• [WHAT TO WORK ON]
Return the line containing "Serialize everything readable" and every line after it through the end of the entries below, with no other lines.

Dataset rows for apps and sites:

-=-=-=-=-

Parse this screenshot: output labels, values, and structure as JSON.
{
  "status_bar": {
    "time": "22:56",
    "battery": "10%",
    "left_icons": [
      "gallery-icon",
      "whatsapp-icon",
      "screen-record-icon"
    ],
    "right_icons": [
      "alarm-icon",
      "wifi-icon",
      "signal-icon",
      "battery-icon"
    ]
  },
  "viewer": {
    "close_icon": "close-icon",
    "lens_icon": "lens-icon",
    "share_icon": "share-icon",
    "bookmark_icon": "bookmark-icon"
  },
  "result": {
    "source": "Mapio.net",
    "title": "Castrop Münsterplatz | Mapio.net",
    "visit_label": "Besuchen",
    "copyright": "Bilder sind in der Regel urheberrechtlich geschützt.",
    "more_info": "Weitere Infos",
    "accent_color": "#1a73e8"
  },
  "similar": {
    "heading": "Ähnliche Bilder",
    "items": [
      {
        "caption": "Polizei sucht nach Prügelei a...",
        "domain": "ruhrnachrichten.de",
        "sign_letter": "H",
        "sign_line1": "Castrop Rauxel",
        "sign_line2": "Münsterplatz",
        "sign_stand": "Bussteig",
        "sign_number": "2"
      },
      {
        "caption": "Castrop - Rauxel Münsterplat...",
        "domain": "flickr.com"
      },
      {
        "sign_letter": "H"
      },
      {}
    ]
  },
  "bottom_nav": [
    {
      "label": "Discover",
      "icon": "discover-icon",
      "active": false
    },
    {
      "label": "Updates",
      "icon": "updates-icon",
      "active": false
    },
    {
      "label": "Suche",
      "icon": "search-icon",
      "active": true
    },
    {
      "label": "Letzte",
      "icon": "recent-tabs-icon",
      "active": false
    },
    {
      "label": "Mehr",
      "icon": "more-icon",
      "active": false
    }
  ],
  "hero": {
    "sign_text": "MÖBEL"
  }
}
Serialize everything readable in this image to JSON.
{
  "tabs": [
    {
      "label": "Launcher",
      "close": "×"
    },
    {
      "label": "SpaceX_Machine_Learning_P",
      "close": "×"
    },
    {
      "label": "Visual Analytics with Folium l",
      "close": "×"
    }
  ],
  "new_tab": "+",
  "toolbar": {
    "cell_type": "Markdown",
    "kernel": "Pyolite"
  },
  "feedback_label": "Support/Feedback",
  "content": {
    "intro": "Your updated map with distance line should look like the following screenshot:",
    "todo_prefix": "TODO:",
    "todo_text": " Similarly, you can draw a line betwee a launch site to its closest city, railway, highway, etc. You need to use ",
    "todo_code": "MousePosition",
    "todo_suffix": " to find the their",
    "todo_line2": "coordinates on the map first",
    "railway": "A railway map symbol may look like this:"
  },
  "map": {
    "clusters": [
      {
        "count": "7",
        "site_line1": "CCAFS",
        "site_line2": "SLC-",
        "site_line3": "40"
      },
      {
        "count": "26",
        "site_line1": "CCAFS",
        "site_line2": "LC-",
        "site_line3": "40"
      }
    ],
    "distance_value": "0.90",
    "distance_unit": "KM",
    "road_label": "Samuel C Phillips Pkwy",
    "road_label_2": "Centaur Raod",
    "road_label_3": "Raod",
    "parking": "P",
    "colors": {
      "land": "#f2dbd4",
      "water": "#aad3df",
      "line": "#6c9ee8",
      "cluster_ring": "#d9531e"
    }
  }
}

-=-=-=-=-

• [TASK RESULT]
Serialize everything readable in this image to JSON.
{
  "tabs": [
    {
      "label": "Launcher",
      "close": "×"
    },
    {
      "label": "SpaceX_Machine_Learning_P",
      "close": "×"
    },
    {
      "label": "Visual Analytics with Folium l",
      "close": "×"
    }
  ],
  "new_tab": "+",
  "toolbar": {
    "cell_type": "Markdown",
    "kernel": "Pyolite"
  },
  "feedback_label": "Support/Feedback",
  "content": {
    "intro": "Your updated map with distance line should look like the following screenshot:",
    "todo_prefix": "TODO:",
    "todo_text": " Similarly, you can draw a line betwee a launch site to its closest city, railway, highway, etc. You need to use ",
    "todo_code": "MousePosition",
    "todo_suffix": " to find the their",
    "todo_line2": "coordinates on the map first",
    "railway": "A railway map symbol may look like this:"
  },
  "map": {
    "clusters": [
      {
        "count": "7",
        "site_line1": "CCAFS",
        "site_line2": "SLC-",
        "site_line3": "40"
      },
      {
        "count": "26",
        "site_line1": "CCAFS",
        "site_line2": "LC-",
        "site_line3": "40"
      }
    ],
    "distance_value": "0.90",
    "distance_unit": "KM",
    "road_label": "Samuel C Phillips Pkwy",
    "road_label_2": "Centaur Raod",
    "road_label_3": "Raod",
    "parking": "P",
    "colors": {
      "land": "#f2dbd4",
      "water": "#aad3df",
      "line": "#6c9ee8",
      "cluster_ring": "#d9531e"
    }
  }
}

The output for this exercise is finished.